BANGKOK // A hospital in the Thai capital evacuated most of its patients yesterday after it was stormed by Red Shirt protesters who mistakenly believed troops were hiding there following recent violence. Chulalongkorn Hospital also stopped receiving outpatients following the Thursday night incident, in which some 100 Red Shirt guards searched its buildings for troops they feared were preparing for a crackdown.
Tensions are high in Bangkok following the worst political violence in almost two decades which has left 27 people dead and almost 1,000 injured this month in a series of bloody confrontations. The 1,400-bed hospital sent most of its patients to 10 other facilities in Bangkok and was considering how to cope with the protesters occupying a large part of the nearby commercial district, a representative said.
"For outpatients, if their symptoms are not serious we asked them to postpone treatment," the spokeswoman said. The Reds, who have occupied sections of Bangkok for over a month in their bid to force snap elections, have alleged the hospital was used in a grenade attack on a pro-government rally last week that killed one and wounded dozens. The government said the grenades were fired from inside the Reds' camp - an accusation the movement has denied.

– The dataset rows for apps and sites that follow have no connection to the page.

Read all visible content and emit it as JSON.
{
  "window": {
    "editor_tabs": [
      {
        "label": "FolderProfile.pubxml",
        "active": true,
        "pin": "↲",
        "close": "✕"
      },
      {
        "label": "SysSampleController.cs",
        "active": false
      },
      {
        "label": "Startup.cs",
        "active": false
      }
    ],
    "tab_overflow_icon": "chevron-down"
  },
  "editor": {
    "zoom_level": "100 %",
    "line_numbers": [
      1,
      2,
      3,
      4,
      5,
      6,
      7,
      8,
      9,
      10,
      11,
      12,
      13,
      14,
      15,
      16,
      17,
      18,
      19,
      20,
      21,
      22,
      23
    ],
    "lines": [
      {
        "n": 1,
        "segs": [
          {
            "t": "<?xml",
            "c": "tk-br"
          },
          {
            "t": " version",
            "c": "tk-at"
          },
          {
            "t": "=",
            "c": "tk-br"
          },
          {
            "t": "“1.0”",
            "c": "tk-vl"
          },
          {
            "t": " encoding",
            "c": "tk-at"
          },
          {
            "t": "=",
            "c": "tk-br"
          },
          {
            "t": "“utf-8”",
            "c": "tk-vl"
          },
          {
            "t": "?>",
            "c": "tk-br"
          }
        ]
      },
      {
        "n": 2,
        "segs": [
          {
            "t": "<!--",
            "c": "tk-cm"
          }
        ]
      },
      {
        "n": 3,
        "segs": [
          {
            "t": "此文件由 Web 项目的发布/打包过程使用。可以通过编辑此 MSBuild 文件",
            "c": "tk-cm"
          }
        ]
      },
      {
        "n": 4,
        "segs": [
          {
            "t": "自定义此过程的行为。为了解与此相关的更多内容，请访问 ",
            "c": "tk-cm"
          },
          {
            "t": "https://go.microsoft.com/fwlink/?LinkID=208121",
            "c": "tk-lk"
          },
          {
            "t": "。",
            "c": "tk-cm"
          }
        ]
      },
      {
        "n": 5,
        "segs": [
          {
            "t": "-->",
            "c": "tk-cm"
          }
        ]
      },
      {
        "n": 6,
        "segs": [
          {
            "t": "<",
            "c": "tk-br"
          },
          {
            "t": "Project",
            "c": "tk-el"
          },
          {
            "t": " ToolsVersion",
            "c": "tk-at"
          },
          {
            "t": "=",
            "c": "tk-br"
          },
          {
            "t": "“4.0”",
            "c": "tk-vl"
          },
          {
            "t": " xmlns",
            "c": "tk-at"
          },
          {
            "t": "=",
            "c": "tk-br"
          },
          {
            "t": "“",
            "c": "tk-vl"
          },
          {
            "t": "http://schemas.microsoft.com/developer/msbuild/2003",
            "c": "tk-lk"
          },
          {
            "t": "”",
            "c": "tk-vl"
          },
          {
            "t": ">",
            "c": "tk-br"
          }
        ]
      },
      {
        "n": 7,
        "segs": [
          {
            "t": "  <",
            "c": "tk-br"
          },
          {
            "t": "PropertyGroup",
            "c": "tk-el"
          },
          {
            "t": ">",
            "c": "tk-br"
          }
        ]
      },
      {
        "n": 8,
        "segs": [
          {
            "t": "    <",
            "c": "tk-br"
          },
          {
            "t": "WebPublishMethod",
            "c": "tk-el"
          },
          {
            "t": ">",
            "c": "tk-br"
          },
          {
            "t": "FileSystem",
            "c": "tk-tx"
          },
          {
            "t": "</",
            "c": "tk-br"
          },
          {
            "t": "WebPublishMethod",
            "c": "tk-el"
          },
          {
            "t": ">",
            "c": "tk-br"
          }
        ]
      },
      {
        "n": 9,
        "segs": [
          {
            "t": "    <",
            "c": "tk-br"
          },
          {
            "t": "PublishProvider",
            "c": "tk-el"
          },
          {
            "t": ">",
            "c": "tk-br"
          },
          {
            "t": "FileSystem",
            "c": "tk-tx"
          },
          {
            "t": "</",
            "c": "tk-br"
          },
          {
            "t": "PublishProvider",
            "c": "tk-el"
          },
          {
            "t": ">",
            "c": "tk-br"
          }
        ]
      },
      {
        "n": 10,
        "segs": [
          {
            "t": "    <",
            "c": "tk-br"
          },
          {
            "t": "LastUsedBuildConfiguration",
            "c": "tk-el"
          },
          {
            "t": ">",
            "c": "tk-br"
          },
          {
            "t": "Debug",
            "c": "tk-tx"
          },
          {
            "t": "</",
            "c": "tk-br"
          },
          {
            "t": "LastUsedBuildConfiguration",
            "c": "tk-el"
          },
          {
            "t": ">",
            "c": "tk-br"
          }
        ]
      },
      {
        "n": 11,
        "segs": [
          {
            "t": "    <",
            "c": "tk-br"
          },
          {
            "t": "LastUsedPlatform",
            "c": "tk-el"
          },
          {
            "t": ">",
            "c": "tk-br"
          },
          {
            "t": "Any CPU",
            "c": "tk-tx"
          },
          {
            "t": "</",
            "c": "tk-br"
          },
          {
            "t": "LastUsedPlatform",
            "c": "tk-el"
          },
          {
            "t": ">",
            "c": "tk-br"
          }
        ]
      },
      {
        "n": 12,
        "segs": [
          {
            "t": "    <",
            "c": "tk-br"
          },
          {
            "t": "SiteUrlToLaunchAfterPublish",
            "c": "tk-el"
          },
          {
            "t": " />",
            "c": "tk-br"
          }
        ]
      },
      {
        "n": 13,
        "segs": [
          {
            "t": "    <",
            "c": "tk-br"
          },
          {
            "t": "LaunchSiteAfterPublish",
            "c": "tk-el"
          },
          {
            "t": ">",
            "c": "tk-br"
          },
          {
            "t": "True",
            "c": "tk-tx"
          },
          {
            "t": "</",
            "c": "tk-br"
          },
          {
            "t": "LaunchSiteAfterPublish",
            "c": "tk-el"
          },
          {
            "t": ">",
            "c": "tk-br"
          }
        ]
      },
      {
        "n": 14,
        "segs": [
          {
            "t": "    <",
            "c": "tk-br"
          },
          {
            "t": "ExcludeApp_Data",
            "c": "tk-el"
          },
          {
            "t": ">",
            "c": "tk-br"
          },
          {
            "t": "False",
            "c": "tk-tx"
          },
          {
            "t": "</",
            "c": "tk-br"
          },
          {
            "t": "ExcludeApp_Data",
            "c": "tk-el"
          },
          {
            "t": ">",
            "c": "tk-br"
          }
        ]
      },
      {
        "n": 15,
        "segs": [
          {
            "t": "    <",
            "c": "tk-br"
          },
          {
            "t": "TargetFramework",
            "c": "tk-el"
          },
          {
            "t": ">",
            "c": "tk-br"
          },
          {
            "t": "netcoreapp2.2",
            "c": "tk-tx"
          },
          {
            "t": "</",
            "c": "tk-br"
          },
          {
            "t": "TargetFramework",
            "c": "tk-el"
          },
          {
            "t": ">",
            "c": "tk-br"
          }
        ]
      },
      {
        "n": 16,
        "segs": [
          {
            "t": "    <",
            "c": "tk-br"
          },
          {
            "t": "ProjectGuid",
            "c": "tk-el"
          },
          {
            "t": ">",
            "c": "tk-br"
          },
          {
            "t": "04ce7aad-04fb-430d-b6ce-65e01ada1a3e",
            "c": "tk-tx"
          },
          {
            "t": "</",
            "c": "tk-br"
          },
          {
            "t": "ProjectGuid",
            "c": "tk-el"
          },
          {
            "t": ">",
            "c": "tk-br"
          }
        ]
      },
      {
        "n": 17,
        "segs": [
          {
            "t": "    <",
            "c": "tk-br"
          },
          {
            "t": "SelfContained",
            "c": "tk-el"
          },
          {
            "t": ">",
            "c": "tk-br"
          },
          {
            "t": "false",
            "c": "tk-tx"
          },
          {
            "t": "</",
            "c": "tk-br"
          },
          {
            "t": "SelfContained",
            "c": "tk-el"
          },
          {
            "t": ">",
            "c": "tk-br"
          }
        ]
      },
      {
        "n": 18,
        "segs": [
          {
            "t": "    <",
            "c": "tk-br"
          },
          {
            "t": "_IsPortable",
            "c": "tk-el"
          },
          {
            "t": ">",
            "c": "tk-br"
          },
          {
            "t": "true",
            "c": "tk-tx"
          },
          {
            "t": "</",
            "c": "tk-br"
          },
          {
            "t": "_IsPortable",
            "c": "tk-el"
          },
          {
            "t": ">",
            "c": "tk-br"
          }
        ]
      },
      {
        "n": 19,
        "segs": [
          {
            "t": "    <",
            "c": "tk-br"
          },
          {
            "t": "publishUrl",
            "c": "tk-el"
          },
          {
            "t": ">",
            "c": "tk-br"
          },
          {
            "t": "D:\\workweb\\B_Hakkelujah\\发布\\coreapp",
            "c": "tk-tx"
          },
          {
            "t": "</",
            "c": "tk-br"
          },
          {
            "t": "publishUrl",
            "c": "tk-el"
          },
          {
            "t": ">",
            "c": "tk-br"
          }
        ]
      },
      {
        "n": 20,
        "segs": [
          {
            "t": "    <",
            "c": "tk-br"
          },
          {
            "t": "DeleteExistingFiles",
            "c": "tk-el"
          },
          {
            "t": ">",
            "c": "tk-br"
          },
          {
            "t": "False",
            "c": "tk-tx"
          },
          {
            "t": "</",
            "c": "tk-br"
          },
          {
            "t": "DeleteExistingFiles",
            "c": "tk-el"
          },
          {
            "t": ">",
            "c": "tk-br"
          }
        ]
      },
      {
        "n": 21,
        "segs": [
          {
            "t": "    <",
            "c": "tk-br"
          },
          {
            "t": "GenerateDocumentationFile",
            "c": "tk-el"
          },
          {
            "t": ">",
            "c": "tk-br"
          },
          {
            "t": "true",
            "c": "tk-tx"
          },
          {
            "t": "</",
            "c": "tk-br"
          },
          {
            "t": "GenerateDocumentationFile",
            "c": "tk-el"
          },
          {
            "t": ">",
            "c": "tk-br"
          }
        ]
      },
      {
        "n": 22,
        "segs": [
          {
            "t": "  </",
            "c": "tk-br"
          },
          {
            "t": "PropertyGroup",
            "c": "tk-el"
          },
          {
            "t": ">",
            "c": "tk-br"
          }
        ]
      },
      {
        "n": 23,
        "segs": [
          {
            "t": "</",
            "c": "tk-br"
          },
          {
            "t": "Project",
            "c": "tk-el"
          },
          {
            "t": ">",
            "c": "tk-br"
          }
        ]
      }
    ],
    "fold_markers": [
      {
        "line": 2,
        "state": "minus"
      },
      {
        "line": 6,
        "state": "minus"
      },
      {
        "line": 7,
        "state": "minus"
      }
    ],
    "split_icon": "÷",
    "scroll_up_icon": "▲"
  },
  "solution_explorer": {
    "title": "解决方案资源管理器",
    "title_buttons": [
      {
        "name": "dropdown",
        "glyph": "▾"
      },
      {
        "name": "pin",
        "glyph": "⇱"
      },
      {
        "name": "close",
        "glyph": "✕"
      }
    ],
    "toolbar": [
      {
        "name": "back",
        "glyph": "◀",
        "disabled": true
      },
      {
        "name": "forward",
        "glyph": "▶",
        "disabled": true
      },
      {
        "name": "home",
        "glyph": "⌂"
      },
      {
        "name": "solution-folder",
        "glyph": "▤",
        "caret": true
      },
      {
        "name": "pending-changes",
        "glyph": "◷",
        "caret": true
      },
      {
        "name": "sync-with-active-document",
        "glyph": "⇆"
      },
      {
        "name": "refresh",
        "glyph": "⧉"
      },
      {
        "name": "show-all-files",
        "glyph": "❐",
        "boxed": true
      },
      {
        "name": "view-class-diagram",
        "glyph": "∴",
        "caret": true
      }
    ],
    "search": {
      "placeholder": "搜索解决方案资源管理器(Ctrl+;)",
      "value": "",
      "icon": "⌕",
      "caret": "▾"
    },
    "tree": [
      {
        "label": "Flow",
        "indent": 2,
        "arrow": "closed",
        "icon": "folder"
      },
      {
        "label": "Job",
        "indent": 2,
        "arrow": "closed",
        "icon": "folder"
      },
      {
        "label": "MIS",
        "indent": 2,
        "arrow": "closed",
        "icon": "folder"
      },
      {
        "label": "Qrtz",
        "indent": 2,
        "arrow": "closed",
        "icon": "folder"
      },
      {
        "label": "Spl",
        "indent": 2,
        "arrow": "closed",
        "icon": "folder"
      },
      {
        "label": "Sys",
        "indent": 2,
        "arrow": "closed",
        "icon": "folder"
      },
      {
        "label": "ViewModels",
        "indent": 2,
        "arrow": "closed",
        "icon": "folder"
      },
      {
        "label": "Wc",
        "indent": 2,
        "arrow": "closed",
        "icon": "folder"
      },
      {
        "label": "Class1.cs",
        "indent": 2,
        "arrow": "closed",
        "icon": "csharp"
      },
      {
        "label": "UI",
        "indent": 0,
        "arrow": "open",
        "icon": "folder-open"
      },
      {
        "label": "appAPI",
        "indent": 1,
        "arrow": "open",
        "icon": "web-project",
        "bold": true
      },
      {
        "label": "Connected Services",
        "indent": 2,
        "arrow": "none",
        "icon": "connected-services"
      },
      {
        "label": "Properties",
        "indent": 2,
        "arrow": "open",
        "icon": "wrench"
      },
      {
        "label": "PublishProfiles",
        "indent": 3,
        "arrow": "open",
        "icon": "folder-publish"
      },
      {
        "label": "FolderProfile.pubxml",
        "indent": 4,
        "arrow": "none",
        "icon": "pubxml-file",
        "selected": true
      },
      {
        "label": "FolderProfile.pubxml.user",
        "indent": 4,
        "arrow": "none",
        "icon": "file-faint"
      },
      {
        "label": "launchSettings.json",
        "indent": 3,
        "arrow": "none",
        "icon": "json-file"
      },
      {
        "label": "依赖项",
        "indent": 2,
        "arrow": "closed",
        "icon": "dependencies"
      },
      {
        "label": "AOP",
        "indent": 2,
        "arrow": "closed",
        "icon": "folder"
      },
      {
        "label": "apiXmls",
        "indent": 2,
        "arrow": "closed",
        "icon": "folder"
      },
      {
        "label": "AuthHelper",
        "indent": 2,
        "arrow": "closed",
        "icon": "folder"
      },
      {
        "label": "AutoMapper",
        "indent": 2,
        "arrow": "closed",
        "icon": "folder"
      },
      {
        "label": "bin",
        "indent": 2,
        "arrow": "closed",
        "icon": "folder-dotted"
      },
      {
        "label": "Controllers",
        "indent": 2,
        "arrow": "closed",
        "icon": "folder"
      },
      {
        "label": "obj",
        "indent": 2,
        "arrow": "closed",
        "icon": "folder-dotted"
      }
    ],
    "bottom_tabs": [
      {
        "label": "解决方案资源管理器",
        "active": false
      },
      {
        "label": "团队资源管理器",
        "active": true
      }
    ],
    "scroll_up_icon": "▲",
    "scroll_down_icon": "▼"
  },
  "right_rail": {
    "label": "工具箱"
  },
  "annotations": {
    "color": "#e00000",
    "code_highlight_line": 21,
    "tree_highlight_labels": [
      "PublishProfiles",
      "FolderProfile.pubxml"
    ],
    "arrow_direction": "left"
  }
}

The Reds publicly apologised for the storming of the hospital, saying guards told demonstration leaders that they saw soldiers inside the facilities, which are located near one of their main barricades. "On behalf of all leaders, I apologise to the public and Chulalongkorn Hospital for the incident," the Red leader Weng Tojirakarn said. "The situation got out of control. "It is not our policy to obstruct hospital operations."
Thailand's Medical Council slammed the storming and asked protesters to respect medical personnel, while police said they would deploy 100 officers to the hospital to ensure neither security forces nor Reds use the grounds. Many of the Reds come from Thailand's rural poor and urban working classes and seek the return of former prime minister Thaksin Shinawatra, who was ousted in a 2006 coup and now lives overseas to avoid a jail term for corruption.
The Prime Minister Abhisit Vejjajiva vowed to prosecute those who were involved in the incident. "What happened last night was a shock to hospital management," he said in a television address. "Those who violated the law must be prosecuted." After heavy public criticism of their raid, the Reds scaled back barricades Friday to give greater access to the hospital. The group said they also might remove barricades from an intersection in front of three major shopping malls.
* Agence France-Presse